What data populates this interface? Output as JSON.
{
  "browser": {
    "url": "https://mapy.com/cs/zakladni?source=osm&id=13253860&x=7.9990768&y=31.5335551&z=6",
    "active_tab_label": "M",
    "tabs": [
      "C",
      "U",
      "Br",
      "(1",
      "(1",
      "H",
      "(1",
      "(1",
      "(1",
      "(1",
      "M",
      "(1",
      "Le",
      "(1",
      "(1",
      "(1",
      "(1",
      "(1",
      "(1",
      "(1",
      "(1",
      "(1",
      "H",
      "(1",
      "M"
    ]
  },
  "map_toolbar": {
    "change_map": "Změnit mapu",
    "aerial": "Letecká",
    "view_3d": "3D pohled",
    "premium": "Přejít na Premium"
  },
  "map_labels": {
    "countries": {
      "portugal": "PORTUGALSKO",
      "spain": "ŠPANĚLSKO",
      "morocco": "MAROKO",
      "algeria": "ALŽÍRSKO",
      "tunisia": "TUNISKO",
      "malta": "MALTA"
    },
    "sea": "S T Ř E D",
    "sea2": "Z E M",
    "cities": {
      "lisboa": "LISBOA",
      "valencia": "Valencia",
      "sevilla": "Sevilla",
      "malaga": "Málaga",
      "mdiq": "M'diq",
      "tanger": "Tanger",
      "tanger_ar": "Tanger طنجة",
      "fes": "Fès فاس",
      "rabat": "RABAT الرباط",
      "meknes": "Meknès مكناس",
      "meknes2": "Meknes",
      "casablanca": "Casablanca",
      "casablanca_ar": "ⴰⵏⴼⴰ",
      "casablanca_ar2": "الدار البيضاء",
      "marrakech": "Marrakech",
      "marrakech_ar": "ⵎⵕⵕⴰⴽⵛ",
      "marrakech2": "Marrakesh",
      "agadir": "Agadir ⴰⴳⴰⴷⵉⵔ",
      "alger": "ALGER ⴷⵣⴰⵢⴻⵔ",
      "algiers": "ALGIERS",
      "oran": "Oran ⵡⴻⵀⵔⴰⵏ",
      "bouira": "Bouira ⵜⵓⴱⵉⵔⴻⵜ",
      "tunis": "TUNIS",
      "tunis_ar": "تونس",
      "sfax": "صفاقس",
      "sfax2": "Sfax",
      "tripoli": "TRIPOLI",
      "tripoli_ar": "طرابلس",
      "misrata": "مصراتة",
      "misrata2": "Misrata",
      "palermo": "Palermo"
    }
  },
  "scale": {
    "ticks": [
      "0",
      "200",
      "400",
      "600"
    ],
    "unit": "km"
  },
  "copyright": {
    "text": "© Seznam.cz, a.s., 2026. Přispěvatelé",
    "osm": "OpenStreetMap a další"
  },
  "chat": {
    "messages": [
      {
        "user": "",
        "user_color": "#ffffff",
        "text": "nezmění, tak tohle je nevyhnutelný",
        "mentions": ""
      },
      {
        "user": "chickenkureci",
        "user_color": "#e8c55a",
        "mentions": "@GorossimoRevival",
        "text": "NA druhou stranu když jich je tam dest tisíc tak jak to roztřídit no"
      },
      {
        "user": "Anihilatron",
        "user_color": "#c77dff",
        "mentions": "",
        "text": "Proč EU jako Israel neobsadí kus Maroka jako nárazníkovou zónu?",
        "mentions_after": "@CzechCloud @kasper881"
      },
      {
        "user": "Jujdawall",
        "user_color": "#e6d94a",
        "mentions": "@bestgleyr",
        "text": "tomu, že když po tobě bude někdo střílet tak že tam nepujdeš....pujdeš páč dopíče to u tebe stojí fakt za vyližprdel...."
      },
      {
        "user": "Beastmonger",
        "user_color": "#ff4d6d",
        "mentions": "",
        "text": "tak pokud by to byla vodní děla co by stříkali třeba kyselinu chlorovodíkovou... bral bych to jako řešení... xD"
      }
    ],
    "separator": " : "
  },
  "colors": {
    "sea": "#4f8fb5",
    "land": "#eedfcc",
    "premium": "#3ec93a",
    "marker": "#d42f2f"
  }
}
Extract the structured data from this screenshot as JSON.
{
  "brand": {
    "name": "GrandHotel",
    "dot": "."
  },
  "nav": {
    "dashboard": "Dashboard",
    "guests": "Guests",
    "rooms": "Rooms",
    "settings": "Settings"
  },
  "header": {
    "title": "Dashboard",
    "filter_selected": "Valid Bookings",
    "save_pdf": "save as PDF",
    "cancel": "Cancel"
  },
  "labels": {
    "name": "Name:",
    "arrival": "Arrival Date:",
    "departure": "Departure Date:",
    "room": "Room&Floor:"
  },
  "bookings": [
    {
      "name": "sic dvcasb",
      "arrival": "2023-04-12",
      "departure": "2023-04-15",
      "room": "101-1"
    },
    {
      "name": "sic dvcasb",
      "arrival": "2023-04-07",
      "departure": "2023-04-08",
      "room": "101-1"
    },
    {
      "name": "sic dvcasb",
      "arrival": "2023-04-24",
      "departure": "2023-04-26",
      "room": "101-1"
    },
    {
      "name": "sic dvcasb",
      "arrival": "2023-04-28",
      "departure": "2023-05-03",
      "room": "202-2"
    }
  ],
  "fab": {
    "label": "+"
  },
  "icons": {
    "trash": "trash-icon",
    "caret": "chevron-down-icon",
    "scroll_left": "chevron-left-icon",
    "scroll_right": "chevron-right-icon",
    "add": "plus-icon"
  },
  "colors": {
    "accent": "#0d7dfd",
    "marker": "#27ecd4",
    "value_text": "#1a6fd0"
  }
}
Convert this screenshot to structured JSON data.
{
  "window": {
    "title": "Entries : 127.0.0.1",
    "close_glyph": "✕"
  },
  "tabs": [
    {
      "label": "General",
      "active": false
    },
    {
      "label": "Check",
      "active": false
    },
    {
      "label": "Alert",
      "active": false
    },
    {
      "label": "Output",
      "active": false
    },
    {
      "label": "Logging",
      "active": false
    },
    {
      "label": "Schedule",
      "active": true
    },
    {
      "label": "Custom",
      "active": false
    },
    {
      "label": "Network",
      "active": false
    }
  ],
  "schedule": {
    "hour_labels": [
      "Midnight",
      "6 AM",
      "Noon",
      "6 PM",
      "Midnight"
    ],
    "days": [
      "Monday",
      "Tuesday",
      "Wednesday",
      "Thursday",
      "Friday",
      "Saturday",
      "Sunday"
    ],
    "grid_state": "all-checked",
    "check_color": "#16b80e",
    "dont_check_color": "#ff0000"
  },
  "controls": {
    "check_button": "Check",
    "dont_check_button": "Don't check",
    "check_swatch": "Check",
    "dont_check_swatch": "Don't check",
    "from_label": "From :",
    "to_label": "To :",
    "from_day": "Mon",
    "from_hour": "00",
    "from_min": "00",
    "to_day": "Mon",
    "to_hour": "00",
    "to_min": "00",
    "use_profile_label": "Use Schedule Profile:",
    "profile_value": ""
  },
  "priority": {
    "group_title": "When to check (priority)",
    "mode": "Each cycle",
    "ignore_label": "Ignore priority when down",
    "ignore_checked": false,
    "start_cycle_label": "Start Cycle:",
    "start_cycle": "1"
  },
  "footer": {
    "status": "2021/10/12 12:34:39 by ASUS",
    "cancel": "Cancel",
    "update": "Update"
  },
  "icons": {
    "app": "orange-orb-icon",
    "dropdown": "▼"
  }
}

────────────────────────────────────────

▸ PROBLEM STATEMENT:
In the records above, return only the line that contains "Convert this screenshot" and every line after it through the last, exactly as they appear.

▸ RESPONSE:
Convert this screenshot to structured JSON data.
{
  "window": {
    "title": "Entries : 127.0.0.1",
    "close_glyph": "✕"
  },
  "tabs": [
    {
      "label": "General",
      "active": false
    },
    {
      "label": "Check",
      "active": false
    },
    {
      "label": "Alert",
      "active": false
    },
    {
      "label": "Output",
      "active": false
    },
    {
      "label": "Logging",
      "active": false
    },
    {
      "label": "Schedule",
      "active": true
    },
    {
      "label": "Custom",
      "active": false
    },
    {
      "label": "Network",
      "active": false
    }
  ],
  "schedule": {
    "hour_labels": [
      "Midnight",
      "6 AM",
      "Noon",
      "6 PM",
      "Midnight"
    ],
    "days": [
      "Monday",
      "Tuesday",
      "Wednesday",
      "Thursday",
      "Friday",
      "Saturday",
      "Sunday"
    ],
    "grid_state": "all-checked",
    "check_color": "#16b80e",
    "dont_check_color": "#ff0000"
  },
  "controls": {
    "check_button": "Check",
    "dont_check_button": "Don't check",
    "check_swatch": "Check",
    "dont_check_swatch": "Don't check",
    "from_label": "From :",
    "to_label": "To :",
    "from_day": "Mon",
    "from_hour": "00",
    "from_min": "00",
    "to_day": "Mon",
    "to_hour": "00",
    "to_min": "00",
    "use_profile_label": "Use Schedule Profile:",
    "profile_value": ""
  },
  "priority": {
    "group_title": "When to check (priority)",
    "mode": "Each cycle",
    "ignore_label": "Ignore priority when down",
    "ignore_checked": false,
    "start_cycle_label": "Start Cycle:",
    "start_cycle": "1"
  },
  "footer": {
    "status": "2021/10/12 12:34:39 by ASUS",
    "cancel": "Cancel",
    "update": "Update"
  },
  "icons": {
    "app": "orange-orb-icon",
    "dropdown": "▼"
  }
}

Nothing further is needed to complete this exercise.